Task to carry out:
Scan the material for "this". Copy every line it appears in.

Data under study:
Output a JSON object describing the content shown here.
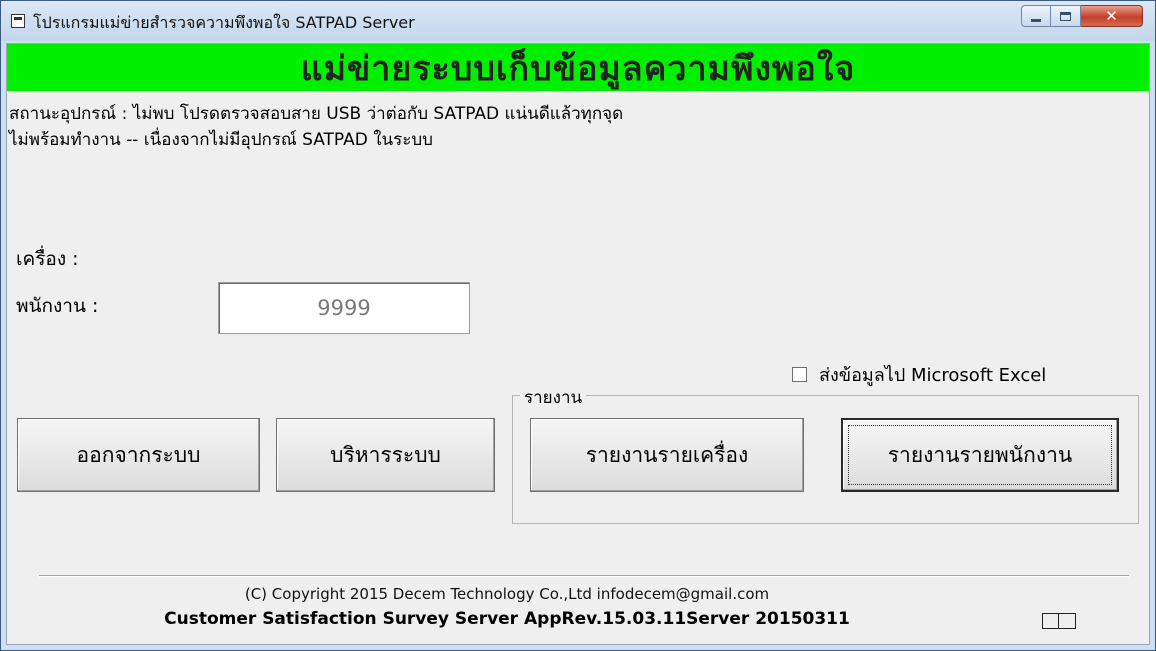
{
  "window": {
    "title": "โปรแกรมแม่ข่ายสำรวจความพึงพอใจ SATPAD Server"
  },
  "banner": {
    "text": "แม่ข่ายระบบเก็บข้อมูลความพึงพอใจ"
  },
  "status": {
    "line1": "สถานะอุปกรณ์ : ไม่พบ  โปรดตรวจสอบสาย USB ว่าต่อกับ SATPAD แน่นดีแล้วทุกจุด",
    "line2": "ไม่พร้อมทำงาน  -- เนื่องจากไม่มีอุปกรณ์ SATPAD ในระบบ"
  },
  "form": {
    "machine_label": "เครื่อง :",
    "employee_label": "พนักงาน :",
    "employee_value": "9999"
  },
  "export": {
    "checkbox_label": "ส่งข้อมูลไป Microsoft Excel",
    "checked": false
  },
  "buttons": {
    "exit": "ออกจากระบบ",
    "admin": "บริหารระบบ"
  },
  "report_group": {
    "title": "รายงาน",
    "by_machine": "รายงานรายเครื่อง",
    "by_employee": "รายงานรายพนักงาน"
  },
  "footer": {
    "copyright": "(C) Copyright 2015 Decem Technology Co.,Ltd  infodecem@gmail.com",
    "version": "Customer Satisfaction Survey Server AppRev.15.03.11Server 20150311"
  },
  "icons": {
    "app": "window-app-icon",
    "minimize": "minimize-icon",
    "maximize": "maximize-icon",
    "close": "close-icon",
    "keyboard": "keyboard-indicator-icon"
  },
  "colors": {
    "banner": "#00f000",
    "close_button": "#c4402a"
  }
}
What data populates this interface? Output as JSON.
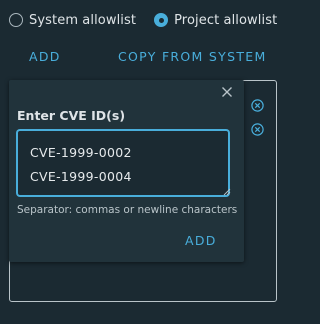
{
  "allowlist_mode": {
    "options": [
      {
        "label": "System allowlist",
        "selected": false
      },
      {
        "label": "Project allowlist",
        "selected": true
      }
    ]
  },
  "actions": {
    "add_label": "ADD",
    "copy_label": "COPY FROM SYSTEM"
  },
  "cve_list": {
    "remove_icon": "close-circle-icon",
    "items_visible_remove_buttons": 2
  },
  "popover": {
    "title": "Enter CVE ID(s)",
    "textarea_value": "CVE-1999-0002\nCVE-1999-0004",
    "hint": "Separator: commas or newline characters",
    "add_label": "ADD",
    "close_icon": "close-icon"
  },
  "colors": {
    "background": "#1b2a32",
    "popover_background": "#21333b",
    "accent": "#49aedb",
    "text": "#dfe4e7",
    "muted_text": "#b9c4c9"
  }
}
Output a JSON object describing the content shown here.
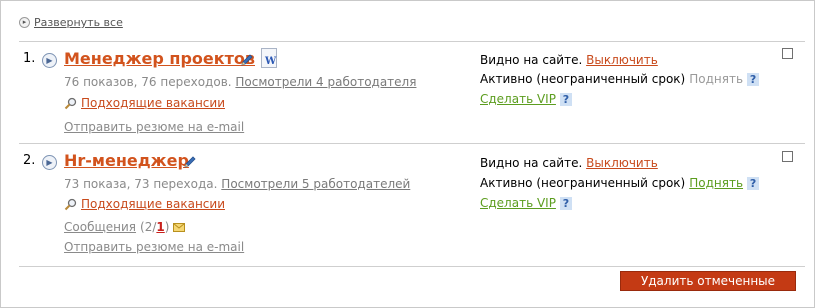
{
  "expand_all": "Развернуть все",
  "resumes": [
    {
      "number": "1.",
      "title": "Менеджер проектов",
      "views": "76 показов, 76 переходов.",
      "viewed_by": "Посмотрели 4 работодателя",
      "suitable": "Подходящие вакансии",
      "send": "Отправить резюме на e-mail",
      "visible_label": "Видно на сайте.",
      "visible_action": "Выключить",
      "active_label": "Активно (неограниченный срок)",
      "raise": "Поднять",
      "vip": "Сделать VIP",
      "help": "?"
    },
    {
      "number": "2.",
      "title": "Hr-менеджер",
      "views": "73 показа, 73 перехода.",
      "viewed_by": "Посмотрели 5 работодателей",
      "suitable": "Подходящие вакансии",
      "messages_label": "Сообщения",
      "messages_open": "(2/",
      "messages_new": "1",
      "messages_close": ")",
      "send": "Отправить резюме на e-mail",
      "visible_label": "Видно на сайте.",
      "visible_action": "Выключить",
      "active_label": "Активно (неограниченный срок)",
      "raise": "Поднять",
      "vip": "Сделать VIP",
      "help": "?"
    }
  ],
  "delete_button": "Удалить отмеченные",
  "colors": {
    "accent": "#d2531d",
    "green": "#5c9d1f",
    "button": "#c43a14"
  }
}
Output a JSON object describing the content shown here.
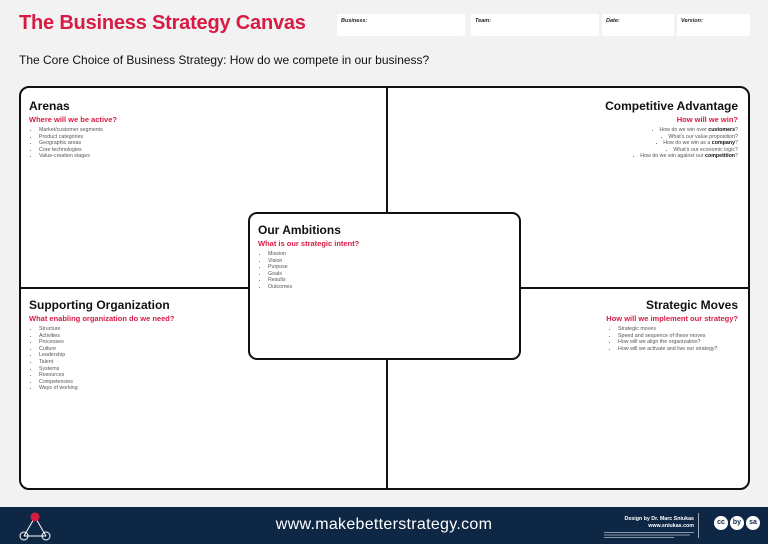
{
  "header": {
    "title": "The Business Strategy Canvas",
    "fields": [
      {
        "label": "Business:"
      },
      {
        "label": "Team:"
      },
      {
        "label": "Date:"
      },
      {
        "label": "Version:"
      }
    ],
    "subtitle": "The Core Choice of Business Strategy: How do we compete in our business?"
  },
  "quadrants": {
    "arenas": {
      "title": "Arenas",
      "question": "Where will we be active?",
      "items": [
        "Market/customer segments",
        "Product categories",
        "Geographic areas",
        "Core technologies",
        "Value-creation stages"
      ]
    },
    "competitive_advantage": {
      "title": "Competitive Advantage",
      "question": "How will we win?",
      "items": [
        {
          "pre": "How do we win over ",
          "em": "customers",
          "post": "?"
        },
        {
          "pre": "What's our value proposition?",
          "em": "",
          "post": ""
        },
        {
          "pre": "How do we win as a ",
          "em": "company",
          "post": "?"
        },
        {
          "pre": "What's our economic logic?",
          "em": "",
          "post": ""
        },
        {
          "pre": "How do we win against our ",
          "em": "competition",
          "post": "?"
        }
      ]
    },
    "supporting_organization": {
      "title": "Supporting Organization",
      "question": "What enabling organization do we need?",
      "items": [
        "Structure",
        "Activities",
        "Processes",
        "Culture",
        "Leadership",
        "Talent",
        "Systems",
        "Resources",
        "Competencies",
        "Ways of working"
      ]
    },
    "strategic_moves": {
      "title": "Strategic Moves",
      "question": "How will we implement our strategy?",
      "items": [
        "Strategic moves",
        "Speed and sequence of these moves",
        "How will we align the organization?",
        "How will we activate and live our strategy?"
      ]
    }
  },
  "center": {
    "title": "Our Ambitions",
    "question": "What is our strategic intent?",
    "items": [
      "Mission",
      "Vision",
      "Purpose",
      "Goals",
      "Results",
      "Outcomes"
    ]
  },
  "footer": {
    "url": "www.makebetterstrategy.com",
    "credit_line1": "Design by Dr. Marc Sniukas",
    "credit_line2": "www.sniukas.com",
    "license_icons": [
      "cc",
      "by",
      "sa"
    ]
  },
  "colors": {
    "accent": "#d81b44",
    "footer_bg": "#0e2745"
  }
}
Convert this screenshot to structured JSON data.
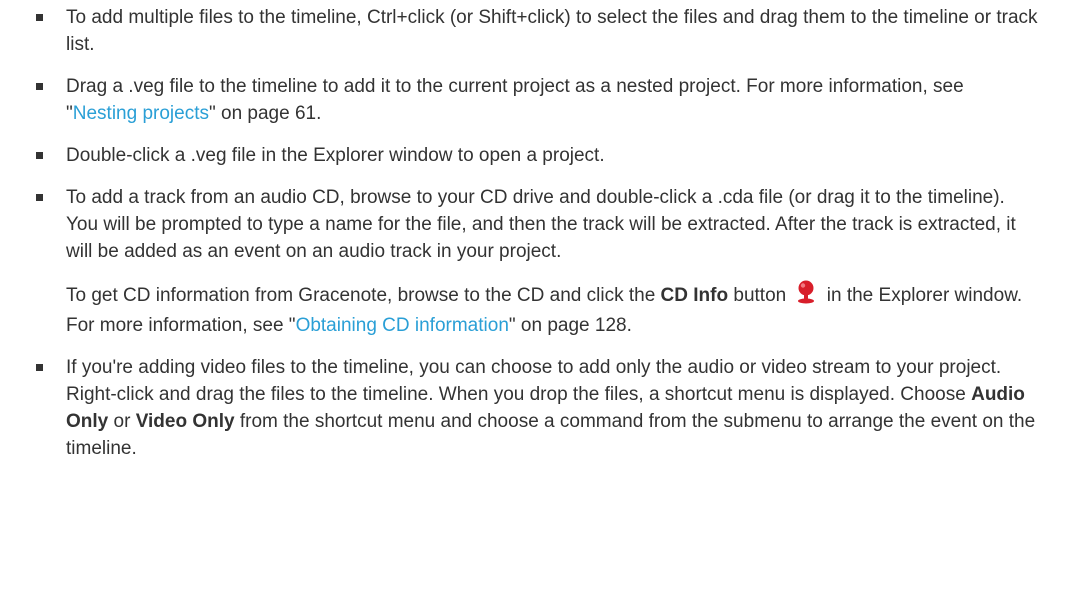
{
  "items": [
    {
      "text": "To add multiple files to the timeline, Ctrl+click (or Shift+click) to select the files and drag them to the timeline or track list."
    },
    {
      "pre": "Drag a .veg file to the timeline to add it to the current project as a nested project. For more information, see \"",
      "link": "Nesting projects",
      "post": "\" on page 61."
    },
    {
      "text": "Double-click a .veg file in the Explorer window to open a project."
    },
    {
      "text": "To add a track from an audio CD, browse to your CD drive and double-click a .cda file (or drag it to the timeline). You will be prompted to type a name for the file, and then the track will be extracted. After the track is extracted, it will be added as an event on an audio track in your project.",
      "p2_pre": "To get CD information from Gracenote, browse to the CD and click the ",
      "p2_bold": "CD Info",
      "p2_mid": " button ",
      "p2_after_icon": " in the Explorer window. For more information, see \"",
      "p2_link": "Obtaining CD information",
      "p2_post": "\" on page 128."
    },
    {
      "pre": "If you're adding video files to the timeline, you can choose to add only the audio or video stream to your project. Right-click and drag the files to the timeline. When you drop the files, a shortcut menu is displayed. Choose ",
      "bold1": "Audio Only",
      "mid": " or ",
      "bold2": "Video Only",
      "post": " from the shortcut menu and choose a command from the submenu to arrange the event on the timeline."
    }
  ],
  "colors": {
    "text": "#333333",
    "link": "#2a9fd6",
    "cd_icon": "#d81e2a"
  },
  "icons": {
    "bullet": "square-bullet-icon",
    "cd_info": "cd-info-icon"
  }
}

Finished exercise:
What data populates this interface? Output as JSON.
Convert this screenshot to structured JSON data.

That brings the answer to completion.